• A third way, explored by the World Bank
Group’s Finance and Markets Global Practice, is
for the World Bank to finance the government’s
contribution to a fund that would back enhancement of the
securities issued by the project sponsors. This fund could be
open to other investors and would guarantee the service of the
project debt until the project is fully implemented.
All of these options are self-sustaining, and their cost can
be efficiently incorporated into the overall cashflow of the
projects.
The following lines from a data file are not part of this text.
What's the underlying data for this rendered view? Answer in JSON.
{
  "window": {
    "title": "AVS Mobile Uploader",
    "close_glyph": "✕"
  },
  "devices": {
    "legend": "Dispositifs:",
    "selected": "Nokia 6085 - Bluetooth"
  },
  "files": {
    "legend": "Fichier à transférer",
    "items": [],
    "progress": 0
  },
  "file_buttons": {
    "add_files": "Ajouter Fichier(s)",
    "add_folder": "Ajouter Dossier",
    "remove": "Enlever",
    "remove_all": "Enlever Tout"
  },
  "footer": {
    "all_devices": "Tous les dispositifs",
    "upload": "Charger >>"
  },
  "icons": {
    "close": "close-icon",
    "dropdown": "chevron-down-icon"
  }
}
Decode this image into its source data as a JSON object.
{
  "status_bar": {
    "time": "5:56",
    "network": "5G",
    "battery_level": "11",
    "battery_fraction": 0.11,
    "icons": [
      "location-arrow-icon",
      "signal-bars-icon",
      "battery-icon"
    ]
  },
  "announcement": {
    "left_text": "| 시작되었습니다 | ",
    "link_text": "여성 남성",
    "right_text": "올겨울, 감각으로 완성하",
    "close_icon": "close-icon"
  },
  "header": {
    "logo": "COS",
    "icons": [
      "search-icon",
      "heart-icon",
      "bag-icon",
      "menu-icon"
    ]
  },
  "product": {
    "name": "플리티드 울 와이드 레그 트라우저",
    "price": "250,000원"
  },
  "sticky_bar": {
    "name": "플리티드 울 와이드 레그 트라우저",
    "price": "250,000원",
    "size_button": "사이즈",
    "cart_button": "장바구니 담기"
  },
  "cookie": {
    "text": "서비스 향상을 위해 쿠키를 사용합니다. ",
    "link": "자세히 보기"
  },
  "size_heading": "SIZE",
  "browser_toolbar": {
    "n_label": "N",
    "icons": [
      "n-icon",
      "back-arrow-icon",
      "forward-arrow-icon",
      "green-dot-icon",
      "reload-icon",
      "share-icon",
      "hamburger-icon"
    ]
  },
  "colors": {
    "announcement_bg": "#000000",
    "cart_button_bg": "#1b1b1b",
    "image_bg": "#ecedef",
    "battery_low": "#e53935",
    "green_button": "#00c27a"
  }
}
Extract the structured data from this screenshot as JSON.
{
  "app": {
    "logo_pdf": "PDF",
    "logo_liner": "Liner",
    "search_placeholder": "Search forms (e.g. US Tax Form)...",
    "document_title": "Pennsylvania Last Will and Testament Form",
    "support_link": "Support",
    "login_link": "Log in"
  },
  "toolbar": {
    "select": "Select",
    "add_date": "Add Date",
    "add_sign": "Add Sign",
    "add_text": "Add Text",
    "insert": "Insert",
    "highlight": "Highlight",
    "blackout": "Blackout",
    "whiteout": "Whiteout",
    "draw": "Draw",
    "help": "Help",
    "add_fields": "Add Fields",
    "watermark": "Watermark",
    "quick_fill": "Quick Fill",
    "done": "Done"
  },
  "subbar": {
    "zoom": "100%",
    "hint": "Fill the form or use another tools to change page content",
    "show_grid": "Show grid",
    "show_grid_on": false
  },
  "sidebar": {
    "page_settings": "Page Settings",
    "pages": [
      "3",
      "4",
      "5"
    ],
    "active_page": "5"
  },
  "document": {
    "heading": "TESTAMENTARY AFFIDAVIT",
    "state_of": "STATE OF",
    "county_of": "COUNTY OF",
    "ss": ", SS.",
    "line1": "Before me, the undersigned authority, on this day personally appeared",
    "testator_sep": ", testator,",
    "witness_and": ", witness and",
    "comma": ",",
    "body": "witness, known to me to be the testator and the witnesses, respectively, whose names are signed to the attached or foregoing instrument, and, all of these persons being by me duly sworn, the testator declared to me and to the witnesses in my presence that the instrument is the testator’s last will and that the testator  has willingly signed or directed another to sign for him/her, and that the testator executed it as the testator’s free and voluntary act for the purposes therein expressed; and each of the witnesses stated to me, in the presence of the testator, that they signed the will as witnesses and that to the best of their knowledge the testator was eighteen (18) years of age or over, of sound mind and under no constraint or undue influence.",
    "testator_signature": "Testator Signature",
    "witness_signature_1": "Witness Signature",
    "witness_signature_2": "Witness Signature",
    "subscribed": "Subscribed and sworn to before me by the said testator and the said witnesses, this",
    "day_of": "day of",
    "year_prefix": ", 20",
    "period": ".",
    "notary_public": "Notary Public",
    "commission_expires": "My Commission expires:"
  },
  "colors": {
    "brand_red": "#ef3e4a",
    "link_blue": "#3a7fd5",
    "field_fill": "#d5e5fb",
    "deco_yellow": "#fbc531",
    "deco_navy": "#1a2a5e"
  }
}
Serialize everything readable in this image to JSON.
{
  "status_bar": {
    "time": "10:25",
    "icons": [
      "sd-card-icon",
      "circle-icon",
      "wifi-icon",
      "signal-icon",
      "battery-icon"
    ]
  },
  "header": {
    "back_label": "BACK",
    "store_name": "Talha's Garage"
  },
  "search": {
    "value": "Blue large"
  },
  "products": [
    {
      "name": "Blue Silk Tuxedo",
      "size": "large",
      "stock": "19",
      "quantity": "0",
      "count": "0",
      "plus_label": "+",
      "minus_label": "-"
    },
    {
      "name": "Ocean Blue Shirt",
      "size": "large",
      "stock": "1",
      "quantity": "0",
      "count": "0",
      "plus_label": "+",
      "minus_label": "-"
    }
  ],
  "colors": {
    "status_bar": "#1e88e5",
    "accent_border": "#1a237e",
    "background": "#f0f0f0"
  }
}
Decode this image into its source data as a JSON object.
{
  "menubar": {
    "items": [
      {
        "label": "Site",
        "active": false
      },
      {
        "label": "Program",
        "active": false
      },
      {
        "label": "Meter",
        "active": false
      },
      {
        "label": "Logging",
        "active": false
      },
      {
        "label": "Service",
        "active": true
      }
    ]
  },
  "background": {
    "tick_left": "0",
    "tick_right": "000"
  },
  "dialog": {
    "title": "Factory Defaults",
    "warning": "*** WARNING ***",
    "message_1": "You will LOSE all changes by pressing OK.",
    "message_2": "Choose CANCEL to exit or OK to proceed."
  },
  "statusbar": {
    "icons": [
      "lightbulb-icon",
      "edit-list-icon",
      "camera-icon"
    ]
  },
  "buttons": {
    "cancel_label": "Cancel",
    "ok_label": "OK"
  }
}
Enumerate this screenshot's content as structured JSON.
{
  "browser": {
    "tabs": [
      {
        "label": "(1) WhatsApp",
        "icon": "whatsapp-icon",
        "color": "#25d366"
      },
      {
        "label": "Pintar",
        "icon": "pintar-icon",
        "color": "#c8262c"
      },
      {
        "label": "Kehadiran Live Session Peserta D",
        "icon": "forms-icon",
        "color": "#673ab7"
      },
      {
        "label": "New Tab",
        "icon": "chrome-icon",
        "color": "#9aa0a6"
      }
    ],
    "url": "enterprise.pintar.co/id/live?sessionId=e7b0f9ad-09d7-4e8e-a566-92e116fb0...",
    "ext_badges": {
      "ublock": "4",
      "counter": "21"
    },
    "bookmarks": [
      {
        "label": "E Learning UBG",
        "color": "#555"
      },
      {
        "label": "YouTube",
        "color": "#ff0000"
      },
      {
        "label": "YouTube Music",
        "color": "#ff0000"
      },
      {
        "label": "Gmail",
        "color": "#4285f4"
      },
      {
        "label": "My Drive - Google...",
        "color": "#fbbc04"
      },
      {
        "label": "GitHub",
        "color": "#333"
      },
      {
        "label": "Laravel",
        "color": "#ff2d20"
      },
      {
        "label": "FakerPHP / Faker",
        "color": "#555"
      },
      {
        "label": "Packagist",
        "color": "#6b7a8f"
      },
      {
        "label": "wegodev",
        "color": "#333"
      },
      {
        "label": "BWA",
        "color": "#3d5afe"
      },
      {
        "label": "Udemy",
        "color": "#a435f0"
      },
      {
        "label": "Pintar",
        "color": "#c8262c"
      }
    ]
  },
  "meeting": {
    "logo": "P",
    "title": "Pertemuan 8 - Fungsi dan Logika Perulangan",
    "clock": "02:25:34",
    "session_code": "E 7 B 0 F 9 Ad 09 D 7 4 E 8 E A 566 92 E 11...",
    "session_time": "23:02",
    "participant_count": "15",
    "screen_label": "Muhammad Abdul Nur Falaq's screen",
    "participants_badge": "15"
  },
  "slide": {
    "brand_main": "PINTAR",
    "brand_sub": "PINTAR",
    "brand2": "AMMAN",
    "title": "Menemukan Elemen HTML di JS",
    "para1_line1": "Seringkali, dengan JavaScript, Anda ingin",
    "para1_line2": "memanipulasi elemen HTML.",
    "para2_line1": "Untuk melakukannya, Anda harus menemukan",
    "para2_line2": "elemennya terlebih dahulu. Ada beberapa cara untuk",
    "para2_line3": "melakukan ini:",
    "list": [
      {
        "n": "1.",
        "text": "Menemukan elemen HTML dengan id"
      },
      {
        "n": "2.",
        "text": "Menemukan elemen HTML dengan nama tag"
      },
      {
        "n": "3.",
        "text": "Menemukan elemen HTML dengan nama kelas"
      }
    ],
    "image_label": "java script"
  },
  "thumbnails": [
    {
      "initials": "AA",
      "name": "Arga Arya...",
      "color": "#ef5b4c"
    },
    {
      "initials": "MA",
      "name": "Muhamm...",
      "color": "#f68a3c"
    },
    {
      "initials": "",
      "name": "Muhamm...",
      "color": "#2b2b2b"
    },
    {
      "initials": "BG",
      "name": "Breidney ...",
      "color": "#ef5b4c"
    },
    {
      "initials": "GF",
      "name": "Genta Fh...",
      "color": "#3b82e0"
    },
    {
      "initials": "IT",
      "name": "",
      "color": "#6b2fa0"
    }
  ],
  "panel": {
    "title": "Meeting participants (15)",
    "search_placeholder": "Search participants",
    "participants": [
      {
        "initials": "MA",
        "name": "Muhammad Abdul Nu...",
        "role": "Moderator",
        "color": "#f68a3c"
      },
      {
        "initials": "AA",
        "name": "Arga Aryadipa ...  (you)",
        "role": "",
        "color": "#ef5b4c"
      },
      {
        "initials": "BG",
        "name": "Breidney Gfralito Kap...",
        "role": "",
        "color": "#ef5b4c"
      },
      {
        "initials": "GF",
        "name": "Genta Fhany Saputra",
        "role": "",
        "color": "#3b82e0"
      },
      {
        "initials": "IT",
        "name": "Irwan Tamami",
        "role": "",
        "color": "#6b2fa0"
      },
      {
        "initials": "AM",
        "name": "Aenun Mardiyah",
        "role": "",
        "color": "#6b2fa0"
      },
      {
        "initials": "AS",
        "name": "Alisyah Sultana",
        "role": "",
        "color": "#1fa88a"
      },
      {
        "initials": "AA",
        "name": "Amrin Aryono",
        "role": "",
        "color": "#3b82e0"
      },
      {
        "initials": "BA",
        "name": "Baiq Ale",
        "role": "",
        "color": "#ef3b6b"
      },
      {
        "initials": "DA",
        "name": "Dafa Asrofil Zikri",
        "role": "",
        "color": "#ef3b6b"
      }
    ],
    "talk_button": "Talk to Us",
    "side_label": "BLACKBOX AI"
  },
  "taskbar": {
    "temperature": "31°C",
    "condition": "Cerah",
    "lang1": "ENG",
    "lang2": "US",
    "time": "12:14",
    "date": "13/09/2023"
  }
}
If the contingent part is triggered, the additional
cost can be gradually passed through tariffs if a sufficient
cause is warranted.
The World Bank and its sister institutions, the
International Financial Corporation (IFC) and the Multilateral
Investment Guarantee Agency (MIGA), can also provide a suite of
complementary products to cover other risks of cross-border
investments, including breach of contract and
From the World Bank Group’s point of view this
approach is efficient, because it lowers the amount to be
raised in the market by the World Bank, as well as the time
that its resources are tied up to specific projects.
It has some similarities with relatively popular
"mini-perm," i.e., short-term, loans that are extended by
commercial banks during construction with the aim of being
replaced by long-term resources at completion of the
However, the World Bank facility would allow institutional
investors to receive interest during construction and avoids
By taking concentrated risks, although not through
subordinate tranches, such facilities crowd in private
resources to support the surge in climate smart infrastructure
in EMDEs that the world needs while still enabling the World
Bank to hold a capital buffer proportional to its ultimate
exposure to the country benefiting from the proposed facility.
The approach helps optimize the World Bank’s
balance sheet, while creating new and important investment
opportunities for domestic and international institutional
investors around the globe.
Mr. Levy is the World Bank Group's chief